Her pieces range from posed sculptures of proud or stoic-looking horses to more complicated and modern designs of polo players and trainers leading their horses or trying to break in a bucking horse. Some of her pieces are on permanent display at the National Museum of Racing and Hall of Fame in Saratoga Springs, N.Y.

About a half-dozen of her original sketches from the second edition of "My Friend Flicka," a popular children's book by Mary O'Hara, which Wade illustrated in 1944, are also on display at the Middleburg library.

"Her things have life, inspiration from her experiences," said Field Horne, who set up the exhibit and is the curator of the National Museum of Racing. "They are influenced by modernism, streamlined and smooth.
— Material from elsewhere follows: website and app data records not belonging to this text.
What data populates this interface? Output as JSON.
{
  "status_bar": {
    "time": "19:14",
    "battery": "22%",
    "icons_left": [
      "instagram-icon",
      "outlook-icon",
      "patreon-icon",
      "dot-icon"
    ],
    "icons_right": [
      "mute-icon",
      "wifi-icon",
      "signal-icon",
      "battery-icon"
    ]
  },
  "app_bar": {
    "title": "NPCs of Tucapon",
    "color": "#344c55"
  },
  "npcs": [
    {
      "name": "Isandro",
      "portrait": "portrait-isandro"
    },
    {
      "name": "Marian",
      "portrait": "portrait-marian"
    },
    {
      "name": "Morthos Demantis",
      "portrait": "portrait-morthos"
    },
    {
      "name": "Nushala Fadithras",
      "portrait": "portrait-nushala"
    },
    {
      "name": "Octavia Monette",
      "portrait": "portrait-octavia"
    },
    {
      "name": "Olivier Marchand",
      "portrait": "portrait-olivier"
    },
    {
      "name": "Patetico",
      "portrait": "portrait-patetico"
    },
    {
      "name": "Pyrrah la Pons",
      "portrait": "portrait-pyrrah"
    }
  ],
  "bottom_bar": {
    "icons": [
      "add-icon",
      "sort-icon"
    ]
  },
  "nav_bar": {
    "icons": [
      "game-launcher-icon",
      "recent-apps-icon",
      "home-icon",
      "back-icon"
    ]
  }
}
She took what she saw and made it into something."

Wade developed an affinity for horses growing up on her family's 900-acre farm in Bedford, N.Y., where she learned how to ride and care for horses mostly from her grandfather's coachman. Her work in the stalls translated to paper.

"As early as I can remember, I held a pencil and sketched horses," she said. "I used anything I could get, sand and clay, to sculpt them."
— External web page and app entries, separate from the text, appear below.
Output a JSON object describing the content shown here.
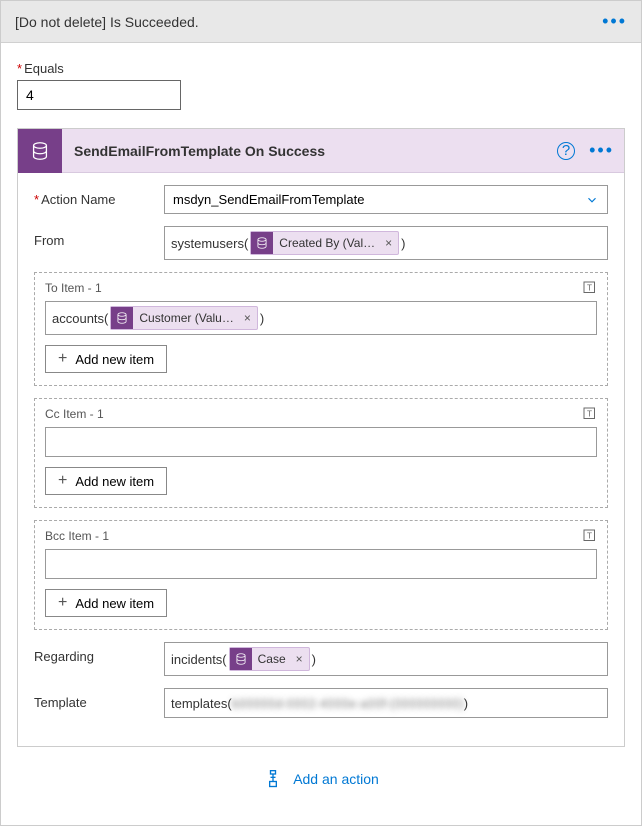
{
  "header": {
    "title": "[Do not delete] Is Succeeded."
  },
  "equals": {
    "label": "Equals",
    "value": "4"
  },
  "card": {
    "title": "SendEmailFromTemplate On Success",
    "fields": {
      "action_name": {
        "label": "Action Name",
        "value": "msdyn_SendEmailFromTemplate"
      },
      "from": {
        "label": "From",
        "prefix": "systemusers(",
        "token": "Created By (Val…",
        "suffix": ")"
      },
      "to": {
        "label": "To Item - 1",
        "prefix": "accounts(",
        "token": "Customer (Valu…",
        "suffix": ")",
        "add": "Add new item"
      },
      "cc": {
        "label": "Cc Item - 1",
        "add": "Add new item"
      },
      "bcc": {
        "label": "Bcc Item - 1",
        "add": "Add new item"
      },
      "regarding": {
        "label": "Regarding",
        "prefix": "incidents(",
        "token": "Case",
        "suffix": ")"
      },
      "template": {
        "label": "Template",
        "prefix": "templates(",
        "masked": "b00000d-0002-4000e-a00f-(000000000)",
        "suffix": ")"
      }
    }
  },
  "footer": {
    "add_action": "Add an action"
  }
}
In 1925, she entered Foxcroft, where she sold what she calls her "most terrible pieces of artwork" to relatives to pay to board her horse, Blue Ridge. She had the high-spirited jumper shipped to school so she could ride him with the Middleburg Hunt. When she graduated from Foxcroft, she was awarded a trophy for best rider showmanship.

She went on to study sculpting at the Royal Academy of Art in London and graduated in 1931. Then she took over running her family's farm. In 1941, with the onset of World War II, Wade could hardly get her hands on bronze, and her full-time farming duties took up most of her time anyway.

Then, in 1947, she headed west, seeking more land on which to raise cattle. In 1954, she bought a 300-acre ranch for $16,000 in Libby, Mont., where she still raises thoroughbreds.

"On good days, Winnie still gets out there with the best of us, mucking stalls and feeding," said Cameron O. Flint, a retired television producer who became her ranch manager in 1982. She was riding even in her eighties, but she stopped last year after she broke her neck--not on a horse, but in her home.

"I never did bow from hard work," Wade said. "My brother and sister would curl up at the mention of a pitchfork. I figured you might as well get in there and do it yourself."

Her hard work sometimes led to an idea for a sculpture. She can clearly recount how one of her pieces--"Galloway Calf," a small calf resting near its mother--came about almost 25 years ago.

"The fellows were hashing over where to put the irrigation ditches, and I was totally cut out of the conversation," she said. "They didn't want to have anything to do with a girl. I got bored with them, so I grabbed this beautiful blue clay in the ditch just asking to be made into something.

"In a few minutes, there was a calf and a mother," she said, as she rubbed her hands together as if she were making something. "They all just stared at me."

Much of her early work was commissioned by acquaintances of her father, a New York businessman. Typically, the friends owned race horses and wanted portraits or sculptures done of them. Wade laughed that she probably used her imagination too much, making them less formal than the owners might have liked.

"There's a simple connection that draws me to it," she said of her work. "There's a marvelous connection between the brain, the hands and the eyes. . . . It's a fascinating brain-driven desire to make things."

Her latest work-in-progress is on her coffee table at home. After seeing her 2-year-old thoroughbred, Montana Hoofer, win two stakes races this summer, she decided to draw him, then build a wire frame of his body. Then she will take it to a foundry to be cast into bronze.

"I think sometimes God gives you something like that, and if you still have work to do, He will make you keep on working," Wade said. "I'll keep on sculpting until the good Lord says, 'You can't do it anymore.' "

CAPTION: Eleanor Iselin Wade looks at a sculpture from 1991, one of 20 pieces of her artwork on display at the Middleburg Sporting Library through February.